Unfortunately, job seekers often have little choice other than to waste a lot of time going through unnecessary frustration and degradation before they land the job. Recruitment and respect are two words that I have not frequently heard in the same sentence. That is not to say that things cannot change and that there are not organisations out there with professional and recruitment processes that incorporate respect.

Recruitment, respect and advertisers

From an advertiser’s point of view, they too find that their time is wasted. It can start with a client (internal or external) who does not really know what they are looking for and as such may provide a poor job brief. The recruiter is then flying blind, which can lead to those vague job ads you frequently read where if you changed the job title it could be any job that we would all be adequately qualified to do.

The client may be hard to access and unrealistic in their demands. As a result a recruiter can find that they need to make many attempts at advertising to source the right person. Hence as a job seeker you are wasting a lot of your time due to un-prepared clients going to the market to hire.

Recruiters also receive a lot of applications from people who have clearly not bothered to read the ad or address any of the criteria outlined. A simple ‘what is required’ check against what you have can go a long way. If you don’t meet the majority of the criteria the job ad is seeking, save your time and the recruiter’s time and don’t apply.

Many recruiters when they advertise receive large volumes of unsuitable applications. This does not occur as much at the executive and professional levels, but it does still happen. Applicants need to use their common sense and make a judgment call – “Is it worth my time to apply for this job ad?” “What are the odds that I will progress to an interview stage given my experiences?”
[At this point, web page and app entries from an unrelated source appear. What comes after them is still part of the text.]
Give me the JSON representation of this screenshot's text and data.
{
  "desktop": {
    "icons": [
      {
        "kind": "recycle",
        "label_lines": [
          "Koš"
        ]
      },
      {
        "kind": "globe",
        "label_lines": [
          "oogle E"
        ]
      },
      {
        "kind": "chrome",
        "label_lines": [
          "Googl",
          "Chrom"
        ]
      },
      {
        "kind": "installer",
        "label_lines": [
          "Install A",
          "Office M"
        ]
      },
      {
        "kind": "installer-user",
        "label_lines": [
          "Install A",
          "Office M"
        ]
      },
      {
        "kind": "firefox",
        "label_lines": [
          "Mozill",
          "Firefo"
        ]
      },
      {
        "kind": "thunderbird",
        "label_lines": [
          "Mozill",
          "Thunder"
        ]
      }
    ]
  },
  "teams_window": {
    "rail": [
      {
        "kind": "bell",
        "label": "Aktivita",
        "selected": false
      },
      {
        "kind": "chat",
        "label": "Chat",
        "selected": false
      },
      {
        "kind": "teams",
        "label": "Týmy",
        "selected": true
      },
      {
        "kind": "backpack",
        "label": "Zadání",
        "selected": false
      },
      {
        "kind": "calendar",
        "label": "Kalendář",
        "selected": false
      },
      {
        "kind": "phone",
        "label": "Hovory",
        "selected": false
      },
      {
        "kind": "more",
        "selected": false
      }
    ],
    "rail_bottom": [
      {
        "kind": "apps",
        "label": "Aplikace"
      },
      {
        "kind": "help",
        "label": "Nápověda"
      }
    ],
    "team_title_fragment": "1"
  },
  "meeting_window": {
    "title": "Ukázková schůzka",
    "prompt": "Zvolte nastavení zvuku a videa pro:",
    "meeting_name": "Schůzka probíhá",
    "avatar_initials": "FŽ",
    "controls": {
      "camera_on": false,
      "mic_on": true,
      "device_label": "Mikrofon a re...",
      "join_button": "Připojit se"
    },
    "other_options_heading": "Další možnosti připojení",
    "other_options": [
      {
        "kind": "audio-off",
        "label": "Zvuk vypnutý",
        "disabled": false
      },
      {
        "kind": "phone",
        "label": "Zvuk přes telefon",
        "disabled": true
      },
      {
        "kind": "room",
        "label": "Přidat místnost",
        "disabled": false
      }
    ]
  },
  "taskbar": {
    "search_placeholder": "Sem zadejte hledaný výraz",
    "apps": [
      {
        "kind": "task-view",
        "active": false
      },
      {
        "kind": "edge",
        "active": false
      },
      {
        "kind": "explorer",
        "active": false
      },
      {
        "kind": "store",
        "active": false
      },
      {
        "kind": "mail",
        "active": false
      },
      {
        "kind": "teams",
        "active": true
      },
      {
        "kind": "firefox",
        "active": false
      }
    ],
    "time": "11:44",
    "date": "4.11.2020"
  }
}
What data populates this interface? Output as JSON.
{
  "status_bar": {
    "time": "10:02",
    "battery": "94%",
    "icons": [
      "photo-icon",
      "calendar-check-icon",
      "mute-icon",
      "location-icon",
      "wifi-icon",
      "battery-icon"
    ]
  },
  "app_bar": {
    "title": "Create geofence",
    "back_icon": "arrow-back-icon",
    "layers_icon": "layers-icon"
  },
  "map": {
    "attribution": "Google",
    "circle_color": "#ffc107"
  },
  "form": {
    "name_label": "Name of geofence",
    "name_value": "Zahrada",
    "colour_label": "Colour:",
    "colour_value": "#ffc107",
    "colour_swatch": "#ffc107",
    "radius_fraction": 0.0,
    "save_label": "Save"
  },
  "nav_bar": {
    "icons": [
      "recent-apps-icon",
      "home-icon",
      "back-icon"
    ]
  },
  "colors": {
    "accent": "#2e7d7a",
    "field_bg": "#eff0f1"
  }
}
One of the great things about online job sites is the ease and ability to view and apply for large numbers of jobs. However, more does not necessarily translate to better or success. Therefore, in order to increase the likelihood of being interviewed and hired, it is not a case of applying for many jobs but rather being selective about what you apply for and spending the time to prepare a terrific, relevant and tailored resume. This will increase your strike rate more than pumping out job applications. It will also free up the recruiter’s time and hopefully translate into more time for them to offer you a professional and personalised service.
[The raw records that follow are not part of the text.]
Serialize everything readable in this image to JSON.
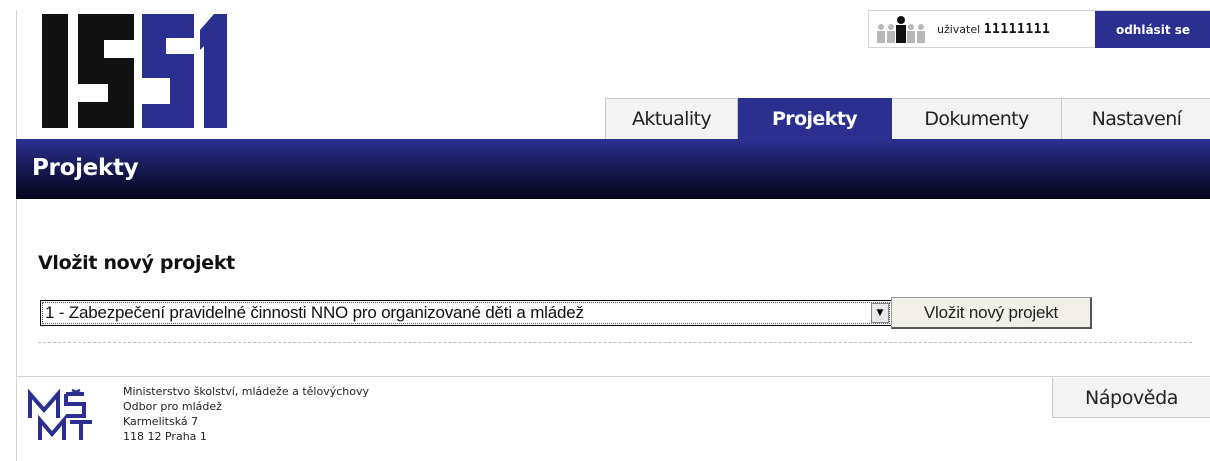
{
  "brand": {
    "logo_text": "IS51",
    "accent_color": "#2b2f8f"
  },
  "user": {
    "label": "uživatel",
    "id": "11111111",
    "logout_label": "odhlásit se",
    "icon": "users-icon"
  },
  "nav": {
    "tabs": [
      {
        "label": "Aktuality",
        "active": false
      },
      {
        "label": "Projekty",
        "active": true
      },
      {
        "label": "Dokumenty",
        "active": false
      },
      {
        "label": "Nastavení",
        "active": false
      }
    ]
  },
  "page": {
    "title": "Projekty"
  },
  "form": {
    "heading": "Vložit nový projekt",
    "select_value": "1 - Zabezpečení pravidelné činnosti NNO pro organizované děti a mládež",
    "submit_label": "Vložit nový projekt"
  },
  "footer": {
    "org_lines": [
      "Ministerstvo školství, mládeže a tělovýchovy",
      "Odbor pro mládež",
      "Karmelitská 7",
      "118 12 Praha 1"
    ],
    "logo_text": "MŠMT",
    "help_label": "Nápověda"
  }
}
Employers, redundancy and respect

Perhaps one of the most important times for showing respect is when employers are making their staff redundant. Unfortunately, due to the unpleasant nature of the task, the redundancy process is often managed far from professionally, with departing staff being shown little respect and leaving the organisations with various emotions bubbling inside them – from anger to frustration, loss of dignity, etc. These emotions do little to help the employee and even less for the organisation’s employer brand.

Granted, a retrenched person will go through a series of emotions no matter how well or poorly the process is managed. What matters is that the person leaves with a sense of dignity, feeling that the organisation has managed the process with respect for their needs and emotions.

Consider the example of MySpace, seen as a good employer by global standards. When times were good it was an organisation overflowing with bright, hardworking, committed and innovate employees. It offered a great employer brand and culture. Hmm, well not any more it seems.

The company recently laid of over 30 percent of its workforce in a less than professional fashion, also managing to bungle the final pays of its retrenched staff. In a press release announcing the layoffs, CEO Owen Van Natta called the company “bloated”. Just what the terminated workers needed to hear.

There are some terrific resources and services available to assist organisations in managing the redundancy process in a dignified manner. Good outplacement providers will offer to manage this part of the process for the client as a part of their service.

Kelly Magowan is the founder and CEO of Six Figures, a premium job site for $100K+ jobs and contract opportunities across all industries and professions. To help you value and negotiate your worth, visit Six Figures to download your free Salary Negotiation Guide.